The nationwide store revamp plan came after the e-commerce conglomerate acquired a 36.16% stake in the chain from Taiwanese shareholder Ruentex Group for about $2.86 billion last November, effectively making Alibaba's control equal to Sun Art's French owner, Auchan Retail.
Under the "digital transformation" initiative, all Sun Art's brick-and-mortar stores, under the RT-Mart brand, will be equipped with point-of-sale machines and automation facilities developed by Alibaba, as well as big data systems that track and analyze customer behavior, according to Peter Huang Ming-Tuan, chairman of RT-Mart China.
Huang said the adoption of Alibaba's technologies would cost about 5 million yuan ($790,000) for each store, but business would not be affected as it would not be necessary to close shops during the renovations. With the help of Alibaba's digital and customer resources, Huang expects the share of online sales to increase from less than 3% of the group's total at present to between 10% and 20% in the next few years.
The wider adoption of products offered by Alibaba, however, means the largest player in China's hypermarket industry -- which, as of the end of December, owned 461 complexes in more than 200 Chinese cities -- will significantly reduce collaborations with the e-commerce conglomerate's key rivals, especially Tencent Holdings.
Huang admitted that it was not clear whether WeChat Pay, the digital wallet developed by Tencent, would be available after the Alibaba-style makeover.
"Now we are part of Alibaba's ecosystem, we will have more and more cooperation with Alibaba, and less and less with others," said Ludovic Holinier, CEO at Sun Art Retail, adding that the group would gradually reduce the use of other companies' services and products.
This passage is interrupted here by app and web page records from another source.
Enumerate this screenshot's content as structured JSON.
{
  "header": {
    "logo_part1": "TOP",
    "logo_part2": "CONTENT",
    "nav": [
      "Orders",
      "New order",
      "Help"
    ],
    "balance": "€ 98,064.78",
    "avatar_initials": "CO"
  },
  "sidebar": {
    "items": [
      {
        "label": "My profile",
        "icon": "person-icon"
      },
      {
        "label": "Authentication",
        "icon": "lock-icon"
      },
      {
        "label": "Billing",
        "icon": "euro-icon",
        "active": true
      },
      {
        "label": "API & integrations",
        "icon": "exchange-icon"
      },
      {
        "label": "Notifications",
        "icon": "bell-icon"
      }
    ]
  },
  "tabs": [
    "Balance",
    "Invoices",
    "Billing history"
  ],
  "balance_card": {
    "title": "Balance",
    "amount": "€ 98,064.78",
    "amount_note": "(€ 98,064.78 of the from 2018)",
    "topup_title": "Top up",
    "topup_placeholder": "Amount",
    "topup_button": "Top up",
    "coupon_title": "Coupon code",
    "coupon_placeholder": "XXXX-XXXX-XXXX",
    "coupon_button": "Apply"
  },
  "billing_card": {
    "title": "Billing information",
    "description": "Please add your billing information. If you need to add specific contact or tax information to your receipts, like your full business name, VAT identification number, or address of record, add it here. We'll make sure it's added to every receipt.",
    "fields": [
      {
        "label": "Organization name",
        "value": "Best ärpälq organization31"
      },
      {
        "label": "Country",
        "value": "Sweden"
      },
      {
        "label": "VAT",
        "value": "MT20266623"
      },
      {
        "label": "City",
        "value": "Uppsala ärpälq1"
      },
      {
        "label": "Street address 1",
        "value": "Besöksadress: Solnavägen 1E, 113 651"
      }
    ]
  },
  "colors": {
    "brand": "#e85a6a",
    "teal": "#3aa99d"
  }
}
Like Sun Art Retail, many traditional merchants have teamed up with internet companies to retain Chinese customers who are increasingly accustomed to the digital world. And the dominance of big players like Alibaba and JD.com have made it difficult for retail chains to start their own digital services.
The online-offline alliances come at a time when Tencent and Alibaba are locked in a fierce competition to gain the bigger share of China's lucrative online payments market, with transactions reaching $5.5 trillion in 2016, according to iResearch. The pair are also trying to recruit traditional retailers with a large number of brick-and-mortar stores as a way to expand their last-mile delivery capacities, and those in the fresh food sectors -- which have been the most difficult segment to convert to e-commerce.
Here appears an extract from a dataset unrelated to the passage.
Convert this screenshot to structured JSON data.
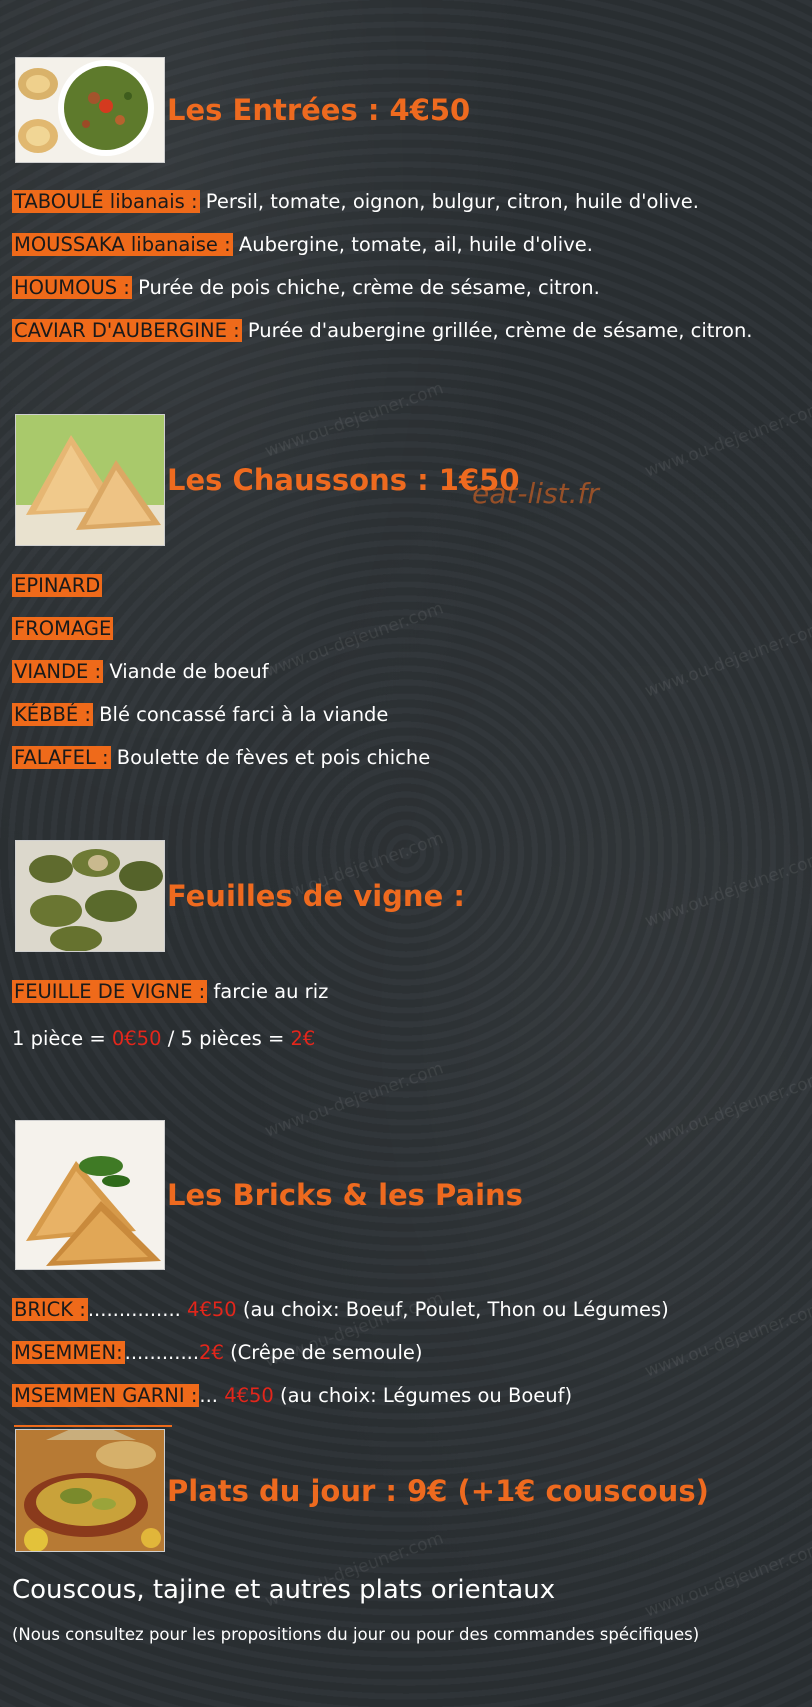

Last December, Tencent purchased a 5% stake in one of China's largest supermarket chains, Yonghui Superstores, following the announcement of the Alibaba-Auchan-Ruentex alliance. The social media company announced a deal to take a stake in French department chain Carrefour's China unit. Most recently it teamed up with JD.com, an e-commerce platform rival to Alibaba, to take minority stakes in Chinese retail chain Better Life. Tencent and JD.com agreed to pay $140 million and $117 million respectively for stakes in the chain, which operates about 600 stores in China.
Besides adopting Taobao Dao Jia, a system that enables customers to buy RT-Mart products on Alibaba's flagship online marketplace Taobao, Sun Art Retail is also exploring other areas for collaborations with Alibaba, such as offering consumer loans.
Holinier said the company had been looking into a potential collaboration with Tmall, a business-to-customer e-commerce platform under Alibaba, since December. Taobao and Tmall together had 580 million actively monthly users by the end of December and controlled over 70% market share of online transactions in China.
Other areas they are currently looking into include co-operations with Hema Xiansheng, Alibaba's own fresh food grocery unit, and the possibility to jointly roll out customer loans with Alibaba's financial unit.
"We have plenty of projects. We have to examine them," Holinier said.
However, Sun Art's latest result seems to be a disappointment for the market. Its Hong Kong-listed shares dropped by 9.7% to close at 9.72 Hong Kong dollars, its steepest drop in more than a year, and outpacing the fall in the benchmark Hang Seng index which lost 2.3% to close at 29,886.29 points on Monday. The drop came in spite of the hypermarket operator announcing an 8.6% increase in net profit for the full year in 2017 to 2.79 billion yuan. Revenue was 102.32 billion yuan, a mere 1.9% increase on the year.